Downsizing can be a daunting task
Moving is ranked third of the most stressful life events. Just ﬁnding and closing on a new home can be draining, and then there’s the moving itself. Particularly when it’s time to move to a smaller home better ﬁtting your needs, packing and moving your belongings can be a daunting endeavor.
Really purge – don’t keep a storage unit
In March of 2016, I was hosting an open house and speaking with a couple who had recently moved from a 5,000 sq. foot home in Elm Grove to a 2,400 sq. foot condo. They said they were happy with their new lifestyle but that the move wasn’t completely over. They still had a storage unit ﬁlled with things from their previous home. Furniture, boxes, clothing, odds and ends, all the “stuff” we accrue when making a home and raising a family. After decades in a house, one has many memories—and far too many possessions. When it’s time to move, home owners can feel overwhelmed by the task of condensing their belongings. The classic question many ask is, “What do we do with all this stuff?”
Think about your future space
The ﬁrst step is to decide where you would like to live and the amount of space with which you are comfortable. Generally, people moving from a 3,000 to 6,000 sq. ft. home choose a smaller property in the 2,500-3,000 sq ft. range. In addition to space and architecture, considerations to weigh when looking at properties are: how much maintenance will this property require? Is the area conducive to the lifestyle desired (e.g., an urban area with vibrant nightlife or a suburban walkable neighborhood)? And would you prefer a condominium as opposed to a single family home?
Clear the clutter early. Ask “does this possession bring me happiness?”
As you zero in on the type and location of your future home, it’s time to start clearing the clutter. Don’t wait until you are packing for the movers. This is a big, sometimes emotional task, and it takes time. The best advice is to embrace the mantra, “does this possession bring me happiness?” First grade paintings from your child certainly do. A box of Little League t-shirts from the 1996 playoffs probably does not. If it makes you smile, keep it, and if not, let it go—either donating it, selling it or even just pitching it in the trash. Piece by piece, you will see your home begin to clear. (And when you’re taking a break, have a read through Marie Kondo’s book, The Life-Changing Magic of Tidying Up, which talks about the art of decluttering and organizing.)
Start in a room you don’t often use
The best place to start is in a room you don’t often use. Clear ﬂat surfaces ﬁrst, like tables, desks and dressers. Use a three bin system: one for things to keep, one for trash, and one for items to give to charity or sell. Methodically move through the room, inspecting drawers, clearing under the guest bed, and emptying the closet that seems more like a storage unit. If there are items you have trouble giving up, consider giving them to friends or family.
You’ll be show-ready, organized and ready to move to your smaller place
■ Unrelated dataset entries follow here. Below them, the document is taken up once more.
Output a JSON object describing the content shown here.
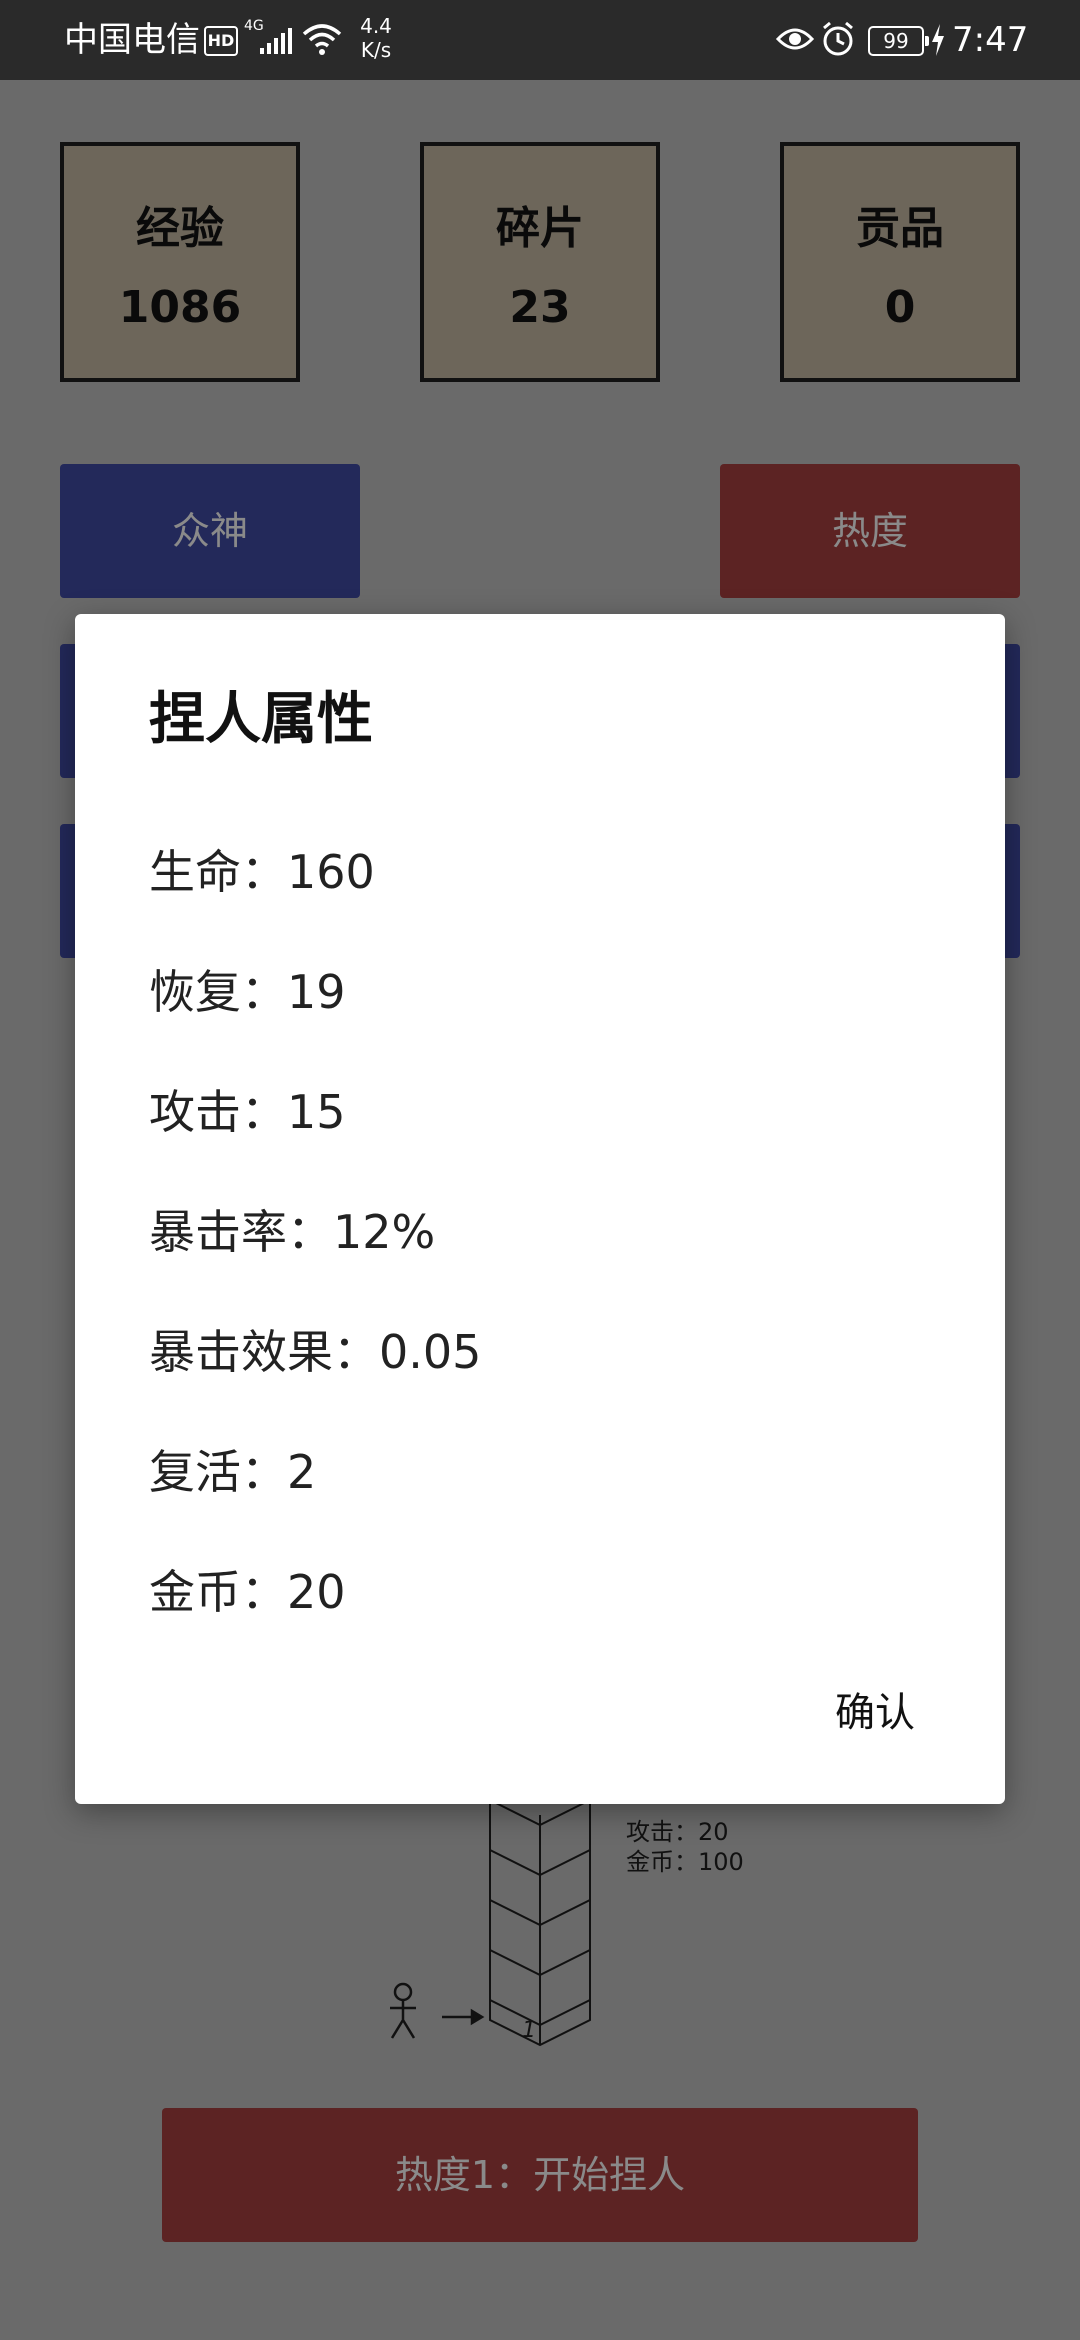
{
  "status_bar": {
    "carrier": "中国电信",
    "hd": "HD",
    "network": "4G",
    "speed_value": "4.4",
    "speed_unit": "K/s",
    "battery": "99",
    "time": "7:47"
  },
  "stats": [
    {
      "label": "经验",
      "value": "1086"
    },
    {
      "label": "碎片",
      "value": "23"
    },
    {
      "label": "贡品",
      "value": "0"
    }
  ],
  "buttons": {
    "gods": "众神",
    "heat": "热度",
    "start": "热度1：开始捏人"
  },
  "background_info": {
    "attack": "攻击：20",
    "gold": "金币：100"
  },
  "tower": {
    "level": "1"
  },
  "dialog": {
    "title": "捏人属性",
    "attributes": [
      "生命：160",
      "恢复：19",
      "攻击：15",
      "暴击率：12%",
      "暴击效果：0.05",
      "复活：2",
      "金币：20"
    ],
    "confirm": "确认"
  },
  "colors": {
    "status_bar": "#2a2a2a",
    "dim_background": "#6a6a6a",
    "stat_box": "#6d665a",
    "blue_button": "#23295a",
    "red_button": "#5c2323"
  }
}
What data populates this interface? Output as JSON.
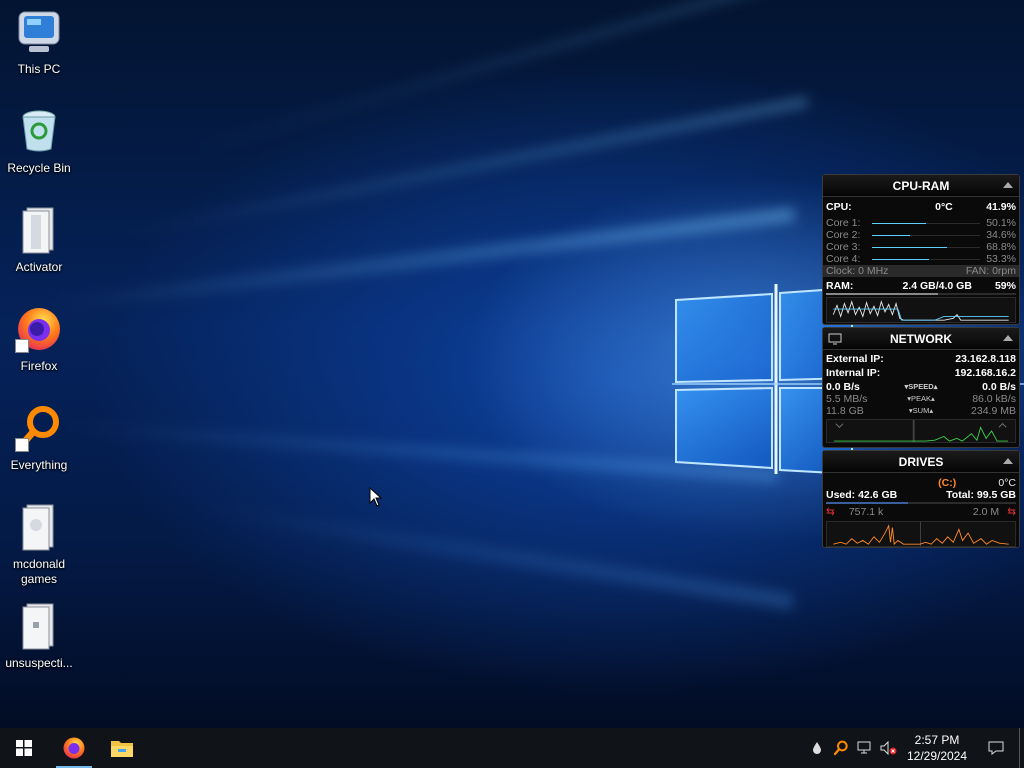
{
  "desktop": {
    "icons": [
      {
        "label": "This PC",
        "icon": "computer-icon"
      },
      {
        "label": "Recycle Bin",
        "icon": "recycle-bin-icon"
      },
      {
        "label": "Activator",
        "icon": "folder-icon"
      },
      {
        "label": "Firefox",
        "icon": "firefox-icon"
      },
      {
        "label": "Everything",
        "icon": "everything-search-icon"
      },
      {
        "label": "mcdonald games",
        "icon": "folder-icon"
      },
      {
        "label": "unsuspecti...",
        "icon": "folder-icon"
      }
    ]
  },
  "cpu_ram": {
    "title": "CPU-RAM",
    "cpu_label": "CPU:",
    "cpu_temp": "0°C",
    "cpu_pct": "41.9%",
    "cores": [
      {
        "label": "Core 1:",
        "value": "50.1%",
        "level": 0.5
      },
      {
        "label": "Core 2:",
        "value": "34.6%",
        "level": 0.35
      },
      {
        "label": "Core 3:",
        "value": "68.8%",
        "level": 0.69
      },
      {
        "label": "Core 4:",
        "value": "53.3%",
        "level": 0.53
      }
    ],
    "clock": "Clock: 0 MHz",
    "fan": "FAN: 0rpm",
    "ram_label": "RAM:",
    "ram_value": "2.4 GB/4.0 GB",
    "ram_pct": "59%"
  },
  "network": {
    "title": "NETWORK",
    "external_ip_label": "External IP:",
    "external_ip": "23.162.8.118",
    "internal_ip_label": "Internal IP:",
    "internal_ip": "192.168.16.2",
    "speed_down": "0.0 B/s",
    "speed_label": "SPEED",
    "speed_up": "0.0 B/s",
    "peak_down": "5.5 MB/s",
    "peak_label": "PEAK",
    "peak_up": "86.0 kB/s",
    "sum_down": "11.8 GB",
    "sum_label": "SUM",
    "sum_up": "234.9 MB"
  },
  "drives": {
    "title": "DRIVES",
    "drive_letter": "(C:)",
    "temp": "0°C",
    "used": "Used: 42.6 GB",
    "total": "Total: 99.5 GB",
    "read": "757.1 k",
    "write": "2.0 M"
  },
  "taskbar": {
    "time": "2:57 PM",
    "date": "12/29/2024"
  },
  "colors": {
    "accent": "#76b9ed",
    "gadget_line": "#5fd0ff",
    "drive_graph": "#ff8a2a",
    "net_graph": "#3fd04a",
    "drive_letter": "#ff8a2a"
  }
}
While condensing your possessions takes time, every homebuyer knows that sometimes time is not on your side. When the perfect new home presents itself, you may need to act fast. This is where you can rely on a real estate professional to manage the laborious, important work of listing and showing your home and guiding you in purchasing your new property. They can also offer more tips and simple changes to make sure your home is in prime condition for potential buyers.
Moving can be daunting, but if you start early and take your time, ﬁguring out what to do with all your belongings is entirely doable. And even if you don’t move right away, you’ll be clutter-free and prepared when the perfect home comes to the market.
First Weber sells real estate throughout Wisconsin: Metro Milwaukee and Southeastern WI, South Central Wisconsin, Southwest Wisconsin, Central Wisconsin, Northeast Wisconsin and Wisconsin’s great Northwoods. You can start searching for Wisconsin real estate and Wisconsin real estate agents at firstweber.com